نتیجه گیری انگلیسی
This paper empirically examines the impact of financial development on a country’s foreign exchange rate policy. As a first step, we employ logit models to study the influence of financial development on the unconditional probability of choosing fixed exchange rate regimes. We find strong evidence that a country’s financial development is significantly and negatively associated with its choice of a fixed exchange rate regime. When the level of financial development is lower in a country, it is more likely to adopt a pegged exchange rate system. In the second-stage, we further explore the impact of financial development on the conditional probability of exiting from a fixed exchange rate regime by using hazard models. Our studies show that financial development indeed has statistically significant impact on the probability of exiting from a pegged system to a flexible one, conditional on the length of time a country has been in a pegged regime. In particular, the lower the level of financial development, the more likely a country will stay in its fixed exchange rate regime. Furthermore, using a competing risks model, our investigation finds that financial development has different effects on the risk of orderly exits from that of exiting disorderly exits. While higher financial development significantly raises the hazard of orderly exits, it does not have any significant impact on the hazard of disorderly exits at all. We also show that our results hold strongly even after controlling for endogeneity and sample selection. All in all, we have presented strong and supportive evidence for ABRR’s hypothesis that financial development plays a vitally important role in a country’s choice of exchange rate regime and that a country with lower financial development should choose a fixed exchange rate regime. Our empirical evidence also yields two important policy implications for the selection of exchange rate regimes. One is that a country should take into consideration of its own financial development when making a decision about its exchange rate regime. The other is that countries can consider exiting from fixed exchange rate regimes when their financial markets are more developed. Finally, our findings are also of interest to the history of exchange rate regimes literature. Two influential studies, Bordo (2003) and Bordo and Flandreau (2003) find that core advanced countries tended to adopt fixed exchange rate regimes during the Pre-WWI classical gold standard period but floating exchange rate regimes a century later. Also, in both eras, peripheral developing countries attempted to emulate the core countries. What caused the change? In their studies, the authors suggest that financial development is the driving force of the evolution of the international monetary system. In both eras, the exchange rate regimes adopted by the core countries require financial maturity.
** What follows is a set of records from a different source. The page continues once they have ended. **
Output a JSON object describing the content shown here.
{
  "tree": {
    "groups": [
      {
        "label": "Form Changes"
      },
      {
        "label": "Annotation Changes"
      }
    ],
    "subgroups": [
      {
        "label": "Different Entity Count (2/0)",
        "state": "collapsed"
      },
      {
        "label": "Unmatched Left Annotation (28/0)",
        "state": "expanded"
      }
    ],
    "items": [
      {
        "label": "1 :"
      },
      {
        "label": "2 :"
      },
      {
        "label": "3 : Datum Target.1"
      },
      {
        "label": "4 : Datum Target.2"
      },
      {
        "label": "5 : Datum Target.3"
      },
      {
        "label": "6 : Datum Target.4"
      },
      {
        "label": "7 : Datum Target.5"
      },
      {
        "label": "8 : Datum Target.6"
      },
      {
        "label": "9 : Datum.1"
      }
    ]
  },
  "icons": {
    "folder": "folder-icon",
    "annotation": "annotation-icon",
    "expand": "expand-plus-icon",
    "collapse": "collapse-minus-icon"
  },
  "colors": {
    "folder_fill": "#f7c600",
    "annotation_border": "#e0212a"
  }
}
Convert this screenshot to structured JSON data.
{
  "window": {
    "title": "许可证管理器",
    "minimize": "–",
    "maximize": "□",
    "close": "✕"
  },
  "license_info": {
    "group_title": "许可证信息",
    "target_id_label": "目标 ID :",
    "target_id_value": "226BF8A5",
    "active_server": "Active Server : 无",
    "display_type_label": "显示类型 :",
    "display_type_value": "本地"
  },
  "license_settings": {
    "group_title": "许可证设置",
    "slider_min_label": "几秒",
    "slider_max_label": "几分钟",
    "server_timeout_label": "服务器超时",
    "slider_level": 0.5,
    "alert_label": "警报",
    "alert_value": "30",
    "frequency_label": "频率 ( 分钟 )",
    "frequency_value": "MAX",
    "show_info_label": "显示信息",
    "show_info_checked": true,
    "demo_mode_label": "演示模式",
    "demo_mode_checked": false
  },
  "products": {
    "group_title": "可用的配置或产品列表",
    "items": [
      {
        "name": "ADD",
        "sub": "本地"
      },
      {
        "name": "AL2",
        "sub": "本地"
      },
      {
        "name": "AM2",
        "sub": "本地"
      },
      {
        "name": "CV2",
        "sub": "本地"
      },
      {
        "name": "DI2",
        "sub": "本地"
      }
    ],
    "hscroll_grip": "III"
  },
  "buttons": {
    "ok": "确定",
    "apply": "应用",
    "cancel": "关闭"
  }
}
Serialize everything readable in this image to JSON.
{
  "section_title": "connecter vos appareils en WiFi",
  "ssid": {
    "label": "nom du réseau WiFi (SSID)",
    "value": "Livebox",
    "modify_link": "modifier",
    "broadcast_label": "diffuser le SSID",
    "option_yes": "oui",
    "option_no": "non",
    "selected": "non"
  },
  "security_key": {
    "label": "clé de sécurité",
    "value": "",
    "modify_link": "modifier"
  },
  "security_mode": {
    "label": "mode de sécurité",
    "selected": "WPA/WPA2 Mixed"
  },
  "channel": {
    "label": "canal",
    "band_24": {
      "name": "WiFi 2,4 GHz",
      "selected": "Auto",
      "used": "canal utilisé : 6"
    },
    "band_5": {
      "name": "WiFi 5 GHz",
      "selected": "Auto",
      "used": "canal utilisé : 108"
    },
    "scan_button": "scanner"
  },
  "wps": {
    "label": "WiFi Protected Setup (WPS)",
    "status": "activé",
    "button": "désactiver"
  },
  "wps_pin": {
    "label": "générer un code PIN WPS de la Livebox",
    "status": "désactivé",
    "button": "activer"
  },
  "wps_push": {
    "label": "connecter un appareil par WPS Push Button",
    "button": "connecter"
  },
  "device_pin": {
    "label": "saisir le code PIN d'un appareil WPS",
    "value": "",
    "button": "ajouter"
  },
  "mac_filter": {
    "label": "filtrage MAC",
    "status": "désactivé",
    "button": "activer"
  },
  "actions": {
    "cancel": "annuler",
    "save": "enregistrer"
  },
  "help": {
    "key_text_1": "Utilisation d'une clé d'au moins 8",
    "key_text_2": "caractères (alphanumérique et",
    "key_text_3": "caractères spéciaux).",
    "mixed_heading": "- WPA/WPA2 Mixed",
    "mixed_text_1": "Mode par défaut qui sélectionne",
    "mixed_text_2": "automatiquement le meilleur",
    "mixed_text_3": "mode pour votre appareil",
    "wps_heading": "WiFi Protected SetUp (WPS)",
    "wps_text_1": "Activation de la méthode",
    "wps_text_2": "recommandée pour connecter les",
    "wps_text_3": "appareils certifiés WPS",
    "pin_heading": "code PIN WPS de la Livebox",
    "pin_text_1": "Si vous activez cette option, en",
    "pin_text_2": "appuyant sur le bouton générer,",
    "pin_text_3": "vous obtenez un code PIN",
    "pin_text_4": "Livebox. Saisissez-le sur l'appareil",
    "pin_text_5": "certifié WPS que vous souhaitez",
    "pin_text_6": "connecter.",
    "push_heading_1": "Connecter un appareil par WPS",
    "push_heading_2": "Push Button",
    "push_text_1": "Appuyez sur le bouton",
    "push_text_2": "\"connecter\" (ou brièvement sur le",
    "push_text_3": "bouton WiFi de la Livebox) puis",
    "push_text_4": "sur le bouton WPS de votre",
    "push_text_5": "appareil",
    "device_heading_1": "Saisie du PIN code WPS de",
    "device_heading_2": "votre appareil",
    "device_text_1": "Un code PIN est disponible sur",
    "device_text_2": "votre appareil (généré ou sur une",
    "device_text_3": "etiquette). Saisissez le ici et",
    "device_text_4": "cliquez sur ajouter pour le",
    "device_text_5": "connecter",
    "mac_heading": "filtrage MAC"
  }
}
Moreover, developing countries today can successfully adopt a floating exchange rate regime only if they have reached a sufficiently high level of financial development. Therefore, given their findings, it would be interesting to put our results into historical perspective to study the linkage between exchange rate regimes and financial development under different historical backgrounds and economic environments, and to examine the role of financial development in the evolution of the international monetary system. While a thorough investigation is beyond the scope of this study, it certainly remains a fruitful area for future research.